From her stint as a dominating blocker at Florida State University to her success as a professional model/actress, Gabrielle Reece transcended the sport of volleyball to become one of the most recognizable athletes in the world.
We spoke with her recently at the 2009 Rock 'n' Roll Marathon Expo to get her thoughts on the art of blocking and what it's like transitioning from the indoor game to the outdoor game.
Though she enjoys sharing her views on nutrition and fitness in her new role as spokeswoman for Simply Nutrilite, it's clear from just one question on blocking technique that volleyball is still her first love.
What's the secret to being a good blocker?
A good blocker is prepared to move, knowing what's going on but still being ready to react. It's about anticipating where the ball is going to go but not moving until it's time. If you get caught going the wrong direction it's hard to correct, because a good setter is watching the middle.

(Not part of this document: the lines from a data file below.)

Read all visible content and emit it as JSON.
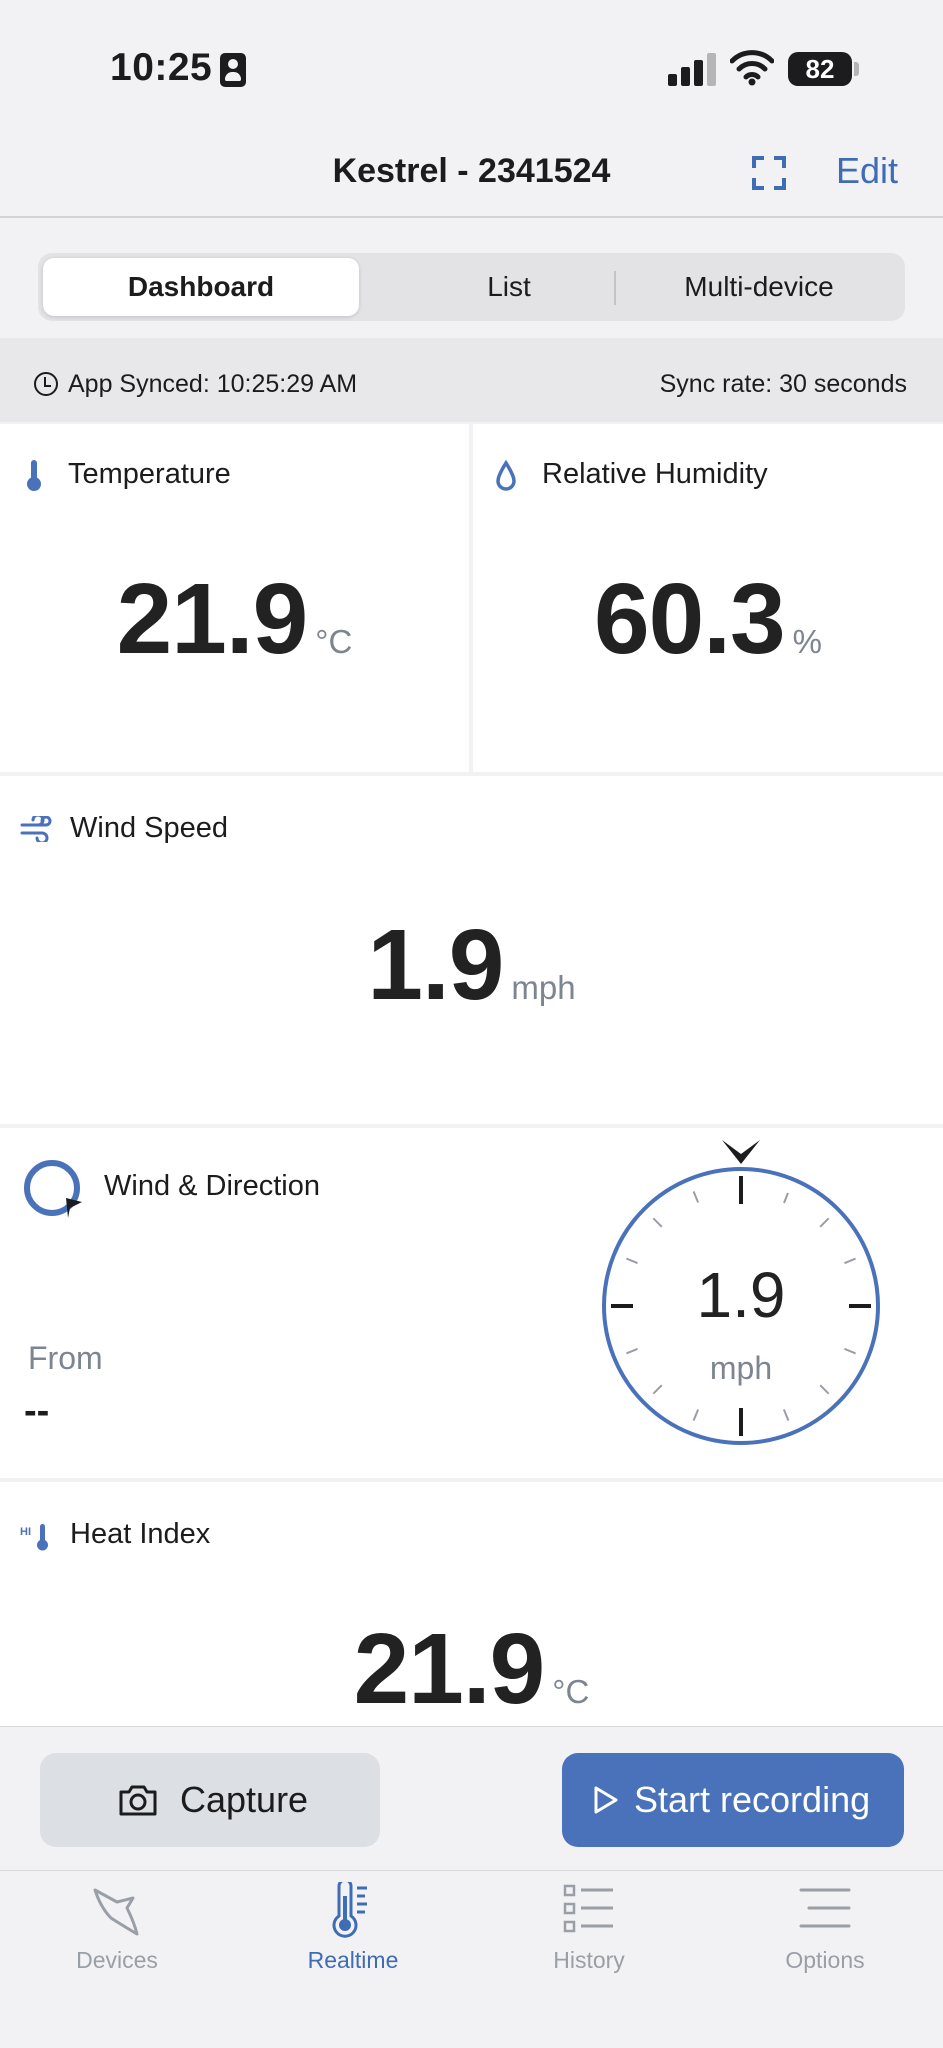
{
  "status_bar": {
    "time": "10:25",
    "battery": "82"
  },
  "nav": {
    "title": "Kestrel - 2341524",
    "edit_label": "Edit"
  },
  "tabs_segment": {
    "items": [
      "Dashboard",
      "List",
      "Multi-device"
    ],
    "selected": "Dashboard"
  },
  "sync": {
    "synced_text": "App Synced: 10:25:29 AM",
    "rate_text": "Sync rate: 30 seconds"
  },
  "cards": {
    "temperature": {
      "title": "Temperature",
      "value": "21.9",
      "unit": "°C"
    },
    "humidity": {
      "title": "Relative Humidity",
      "value": "60.3",
      "unit": "%"
    },
    "wind_speed": {
      "title": "Wind Speed",
      "value": "1.9",
      "unit": "mph"
    },
    "wind_direction": {
      "title": "Wind & Direction",
      "from_label": "From",
      "from_value": "--",
      "compass_value": "1.9",
      "compass_unit": "mph"
    },
    "heat_index": {
      "title": "Heat Index",
      "value": "21.9",
      "unit": "°C"
    }
  },
  "actions": {
    "capture_label": "Capture",
    "record_label": "Start recording"
  },
  "tab_bar": {
    "items": [
      {
        "label": "Devices",
        "icon": "bird-icon"
      },
      {
        "label": "Realtime",
        "icon": "thermometer-icon"
      },
      {
        "label": "History",
        "icon": "list-icon"
      },
      {
        "label": "Options",
        "icon": "menu-icon"
      }
    ],
    "active": "Realtime"
  },
  "colors": {
    "accent": "#3f6db5",
    "button_primary": "#4a72bb",
    "background": "#f2f2f4",
    "card": "#ffffff",
    "muted_text": "#7d8591"
  }
}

What physical skills does a good blocker need?
Lateral quickness and patience. On the beach a great blocker also has to be able to turn and pick up all the small shots.
Is it hard to transition from indoor to beach?

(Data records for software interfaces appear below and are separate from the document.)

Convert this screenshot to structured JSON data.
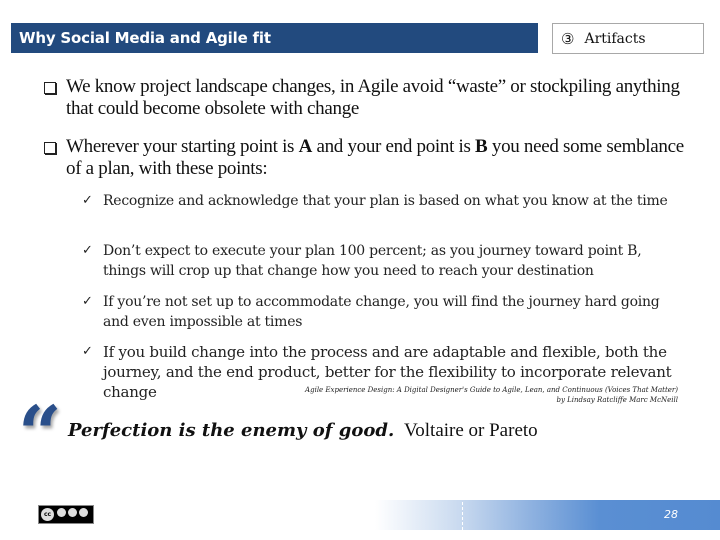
{
  "header": {
    "title": "Why Social Media and Agile fit",
    "section_number": "③",
    "section_label": "Artifacts"
  },
  "bullets": [
    {
      "icon": "checkbox-square-icon",
      "text": "We know project landscape changes, in Agile avoid “waste” or stockpiling anything that could become obsolete with change"
    },
    {
      "icon": "checkbox-square-icon",
      "text_before_a": "Wherever your starting point is ",
      "a": "A",
      "text_between": " and your end point is ",
      "b": "B",
      "text_after_b": " you need some semblance of a plan, with these points:"
    }
  ],
  "checks": [
    {
      "mark": "✓",
      "text": "Recognize and acknowledge that your plan is based on what you know at the time"
    },
    {
      "mark": "✓",
      "text": "Don’t expect to execute your plan 100 percent; as you journey toward point B, things will crop up that change how you need to reach your destination"
    },
    {
      "mark": "✓",
      "text": " If you’re not set up to accommodate change, you will find the journey hard going and even impossible at times"
    },
    {
      "mark": "✓",
      "text": "If you build change into the process and are adaptable and flexible, both the journey, and the end product, better for the flexibility to incorporate relevant change"
    }
  ],
  "citation": {
    "line1": "Agile Experience Design: A Digital Designer's Guide to Agile, Lean, and Continuous (Voices That Matter)",
    "line2": "by Lindsay Ratcliffe Marc McNeill"
  },
  "quote": {
    "mark": "“",
    "text": "Perfection is the enemy of good.",
    "author": "Voltaire or Pareto"
  },
  "footer": {
    "license": "cc",
    "license_terms": [
      "BY",
      "NC",
      "SA"
    ],
    "page_number": "28"
  },
  "colors": {
    "title_bar": "#224a7e",
    "footer_bar": "#558bd1",
    "quote_mark": "#2a4f8a"
  }
}
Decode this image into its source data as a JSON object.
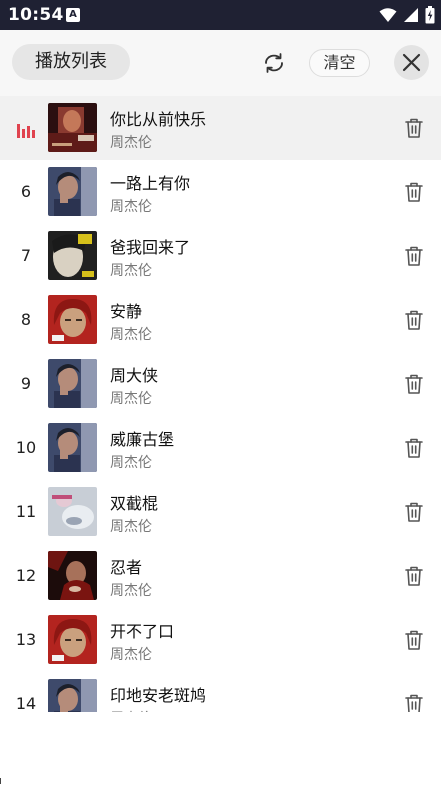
{
  "status_bar": {
    "time": "10:54",
    "notification_icon": "A",
    "icons": [
      "wifi-icon",
      "signal-icon",
      "battery-icon"
    ]
  },
  "header": {
    "title": "播放列表",
    "repeat_icon": "repeat-icon",
    "clear_label": "清空",
    "close_icon": "close-icon"
  },
  "colors": {
    "accent": "#e0434f",
    "header_bg": "#f7f7f7",
    "active_row_bg": "#f1f1f1",
    "status_bar_bg": "#1f2133"
  },
  "songs": [
    {
      "index": "",
      "title": "你比从前快乐",
      "artist": "周杰伦",
      "playing": true,
      "cover": "cover-fantasy"
    },
    {
      "index": "6",
      "title": "一路上有你",
      "artist": "周杰伦",
      "playing": false,
      "cover": "cover-portrait-blue"
    },
    {
      "index": "7",
      "title": "爸我回来了",
      "artist": "周杰伦",
      "playing": false,
      "cover": "cover-jay-yellow"
    },
    {
      "index": "8",
      "title": "安静",
      "artist": "周杰伦",
      "playing": false,
      "cover": "cover-red-hood"
    },
    {
      "index": "9",
      "title": "周大侠",
      "artist": "周杰伦",
      "playing": false,
      "cover": "cover-portrait-blue"
    },
    {
      "index": "10",
      "title": "威廉古堡",
      "artist": "周杰伦",
      "playing": false,
      "cover": "cover-portrait-blue"
    },
    {
      "index": "11",
      "title": "双截棍",
      "artist": "周杰伦",
      "playing": false,
      "cover": "cover-light-flowers"
    },
    {
      "index": "12",
      "title": "忍者",
      "artist": "周杰伦",
      "playing": false,
      "cover": "cover-dark-red"
    },
    {
      "index": "13",
      "title": "开不了口",
      "artist": "周杰伦",
      "playing": false,
      "cover": "cover-red-hood"
    },
    {
      "index": "14",
      "title": "印地安老斑鸠",
      "artist": "周杰伦",
      "playing": false,
      "cover": "cover-portrait-blue"
    }
  ]
}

Yes, there are very few players that can transition smoothly if they have never played beach volleyball before. Kerry Walsh is one of few players who transitioned quickly, but a lot of the good beach players started out as beach players.

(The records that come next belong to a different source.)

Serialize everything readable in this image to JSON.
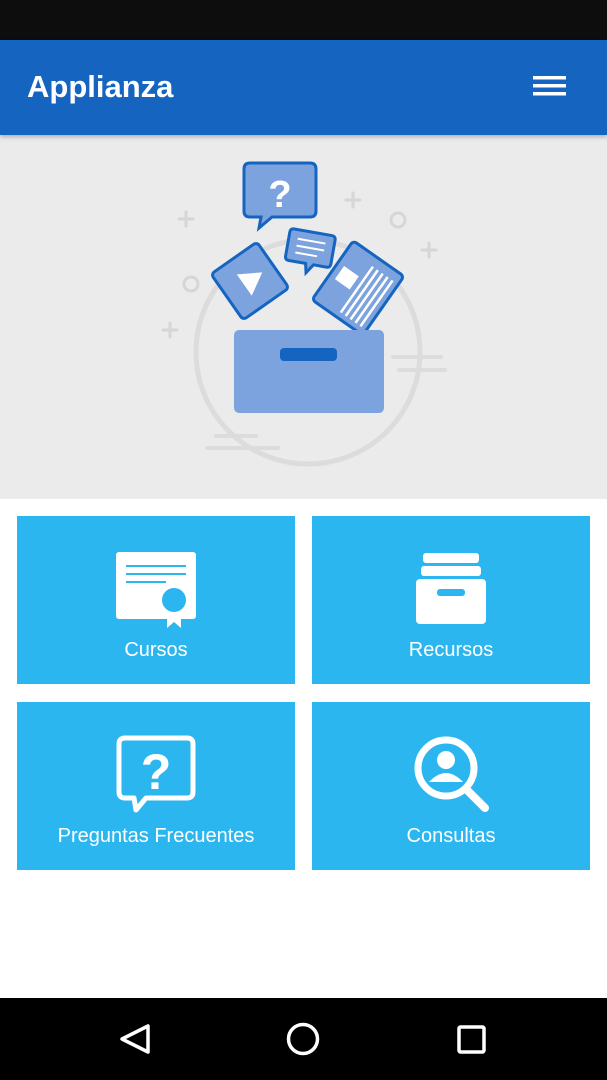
{
  "app_bar": {
    "title": "Applianza",
    "menu_icon": "hamburger-menu-icon"
  },
  "colors": {
    "app_bar": "#1565c0",
    "tile": "#2bb6f0",
    "illustration": "#7da3de",
    "hero_bg": "#ebebeb"
  },
  "tiles": [
    {
      "label": "Cursos",
      "icon": "certificate-icon"
    },
    {
      "label": "Recursos",
      "icon": "archive-box-icon"
    },
    {
      "label": "Preguntas Frecuentes",
      "icon": "question-bubble-icon"
    },
    {
      "label": "Consultas",
      "icon": "search-user-icon"
    }
  ],
  "nav_bar": {
    "back": "back-triangle-icon",
    "home": "home-circle-icon",
    "recents": "recents-square-icon"
  }
}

What makes the transition so difficult?
You're dealing with elements: the sun, the sand, wind, a lot more court to cover, negative surface. Beach also requires a lot more from your core.
I always say that if you are a passionate indoor player you should play outdoors when you get the opportunity. Because it strengthens you without putting as much impact on your body, and it's good for cross-training.
How does the outdoor game help with cross-training?
You can't get away with the same moves on the beach that you can do with the indoor game, so it teaches you different ways to play.
Sand also makes it more difficult to move, which helps improve your strength. The toes, feet and ankles articulate more and it's easier on the knees and back than the hard indoor court.